Provide the students with two fish each. Have them glue the two pieces together. Staple the edges to hold it together.  Draw an eye on each side and color in the fins and tail with crayons or makers.

Next, choose some circles to use as scales. Glue the circles to both sides of the fish.

Punch a hole at the fish’s mouth and string the yarn though it. Tie it off at the fish’s mouth.

Finally, add the streamers to the tail by stapling them in place.

Enjoy your Japanese Koi Kite!

Daddy’s Night

If you’re like me, you have some extra projects you’d like to get to. Perhaps you like to sew, crochet, scrapbook, or write. And if you’re like me, you have a hard time fitting it into your schedule as a homeschooler.

I like to think that I can spend a couple of hours every night after the children are in bed working on projects. This sounds like a lot of time and a good plan, but it rarely works out. Evening activities such scouts or church mean that the children go to bed later than planned; by the time they’re all tucked in, I’m usually too tired to work on anything. Fortunately, we still have our weekly Daddy’s Night.

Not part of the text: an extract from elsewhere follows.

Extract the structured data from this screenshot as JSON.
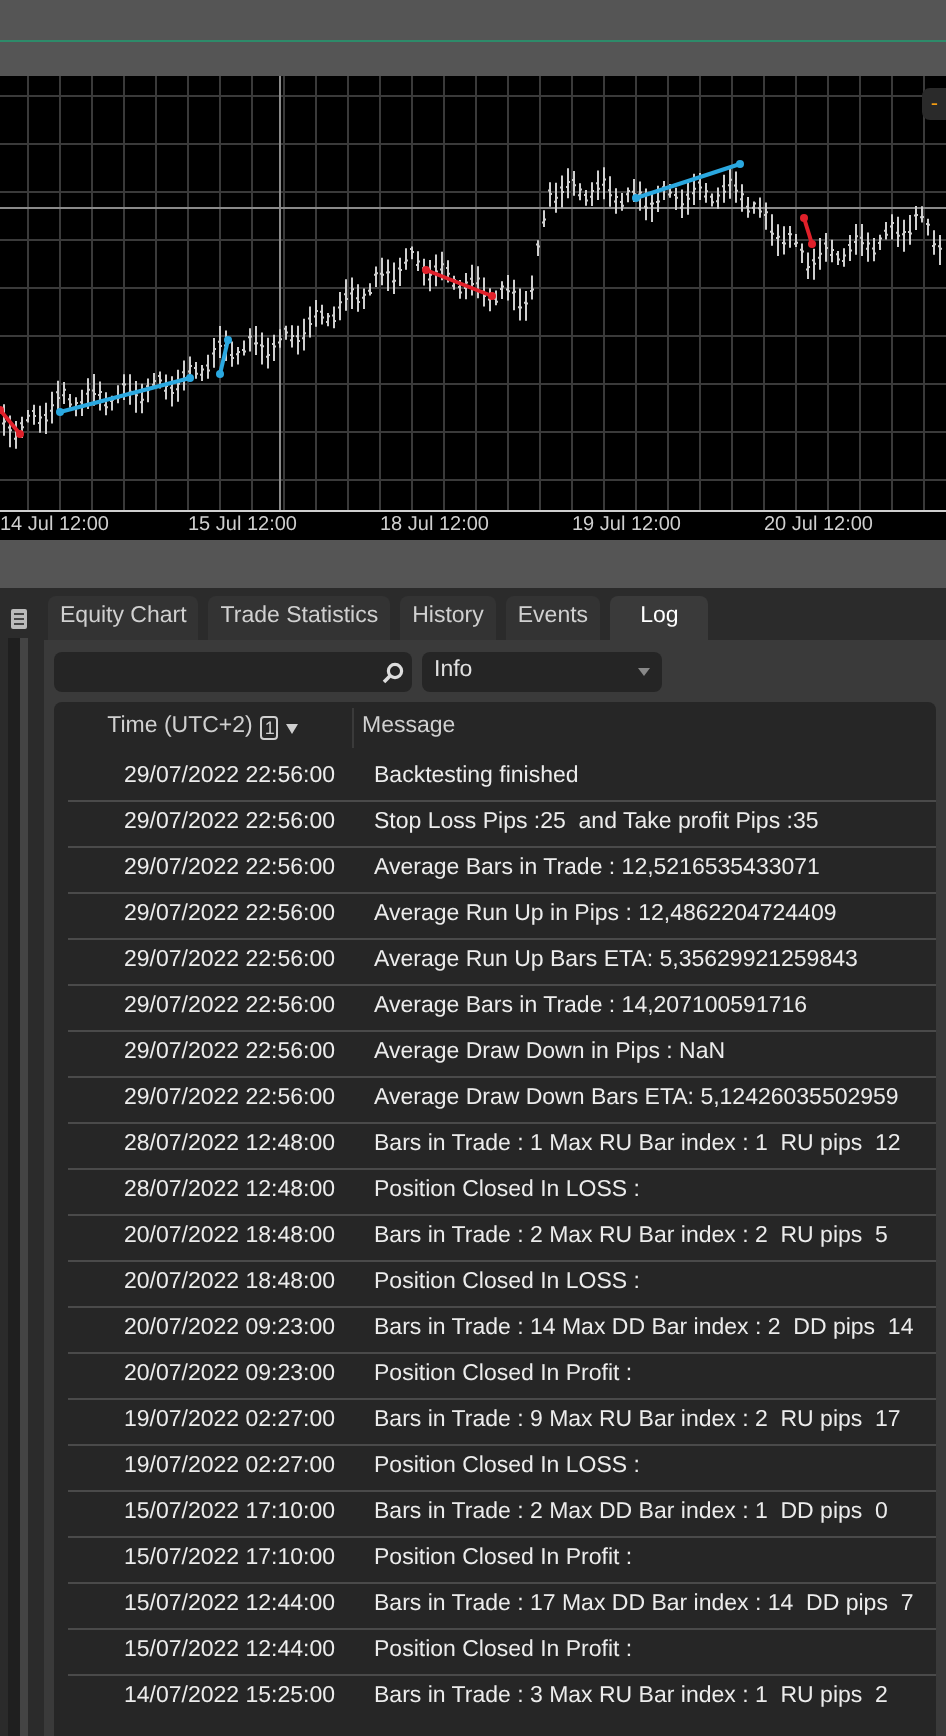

 It all started a couple of years ago, and it’s one of my favorite traditions. On a Friday or Saturday evening, we rent a movie or borrow one from the library. Then, when Dad arrives home from work, I disappear — to the bedroom, the study, or the store – wherever I need to go to do what I need to do.

 While I’m gone, Daddy steps in and takes over. He makes supper, usually something simple, such as frozen pizzas he can top with extra cheese and pepperoni. The children enjoy creating the pizzas with him – they’ve come up with some creative topping designs.  One of the children spreads out a towel on the floor of the family room to use as a tablecloth, and the pizza is served as the movie begins. Dad usually provides a special dessert, too– ice cream or honey buns or popcorn.     

 Sometimes Daddy decides to take the children out instead — maybe for supper and an extra-thick milk shake. But whatever they do, I can relax and enjoy the bit of free time, knowing that all are well-fed, cared for, and making special memories with their dad.